- _Work instruction_: Pictures stay out; everything else in the entries below is to be duplicated exactly.

- _Extracted entries_:
......

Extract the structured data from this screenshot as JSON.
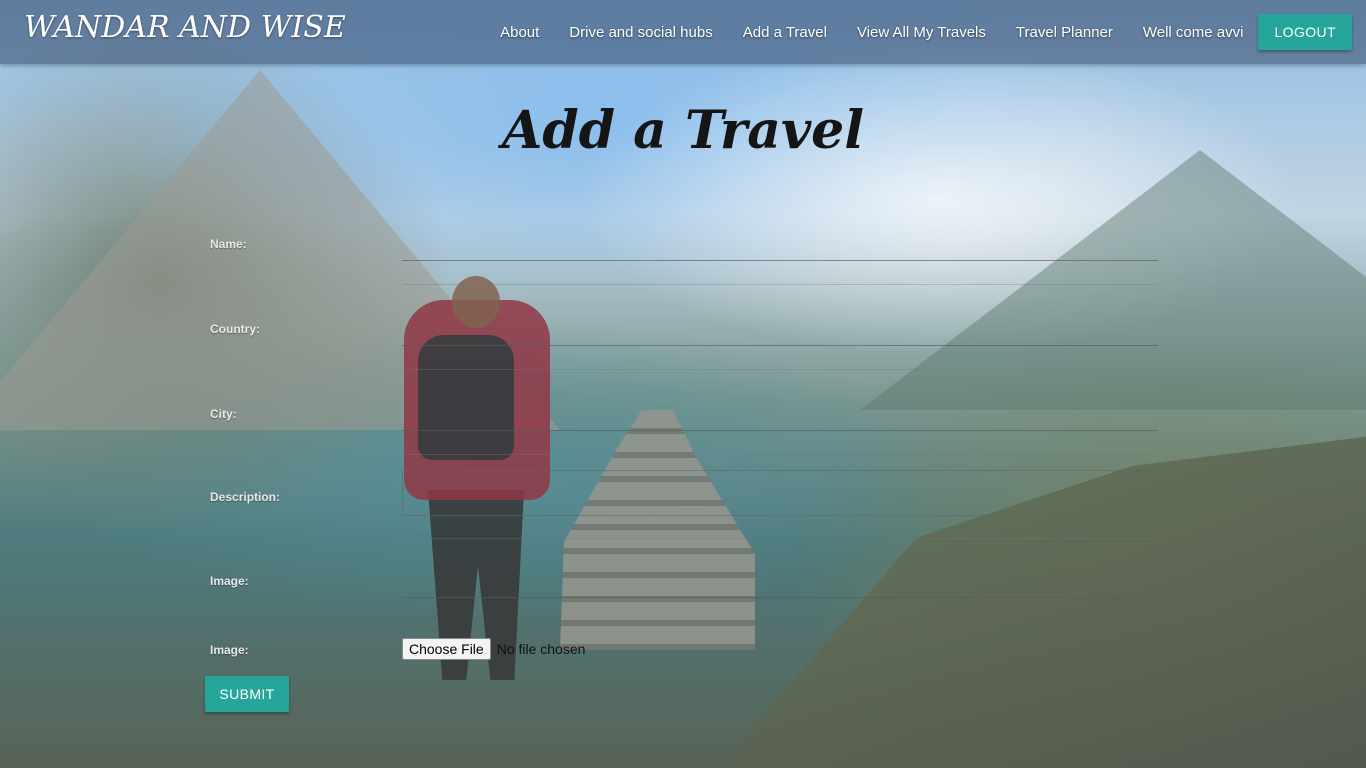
{
  "navbar": {
    "brand": "WANDAR AND WISE",
    "links": [
      "About",
      "Drive and social hubs",
      "Add a Travel",
      "View All My Travels",
      "Travel Planner",
      "Well come avvi"
    ],
    "logout_label": "LOGOUT",
    "accent_color": "#26a69a"
  },
  "page": {
    "title": "Add a Travel"
  },
  "form": {
    "name_label": "Name:",
    "country_label": "Country:",
    "city_label": "City:",
    "description_label": "Description:",
    "image_label": "Image:",
    "image_file_label": "Image:",
    "choose_file_label": "Choose File",
    "file_status": "No file chosen",
    "submit_label": "SUBMIT"
  }
}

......

- _Solution to this problem_:
Extract the structured data from this screenshot as JSON.
{
  "navbar": {
    "brand": "WANDAR AND WISE",
    "links": [
      "About",
      "Drive and social hubs",
      "Add a Travel",
      "View All My Travels",
      "Travel Planner",
      "Well come avvi"
    ],
    "logout_label": "LOGOUT",
    "accent_color": "#26a69a"
  },
  "page": {
    "title": "Add a Travel"
  },
  "form": {
    "name_label": "Name:",
    "country_label": "Country:",
    "city_label": "City:",
    "description_label": "Description:",
    "image_label": "Image:",
    "image_file_label": "Image:",
    "choose_file_label": "Choose File",
    "file_status": "No file chosen",
    "submit_label": "SUBMIT"
  }
}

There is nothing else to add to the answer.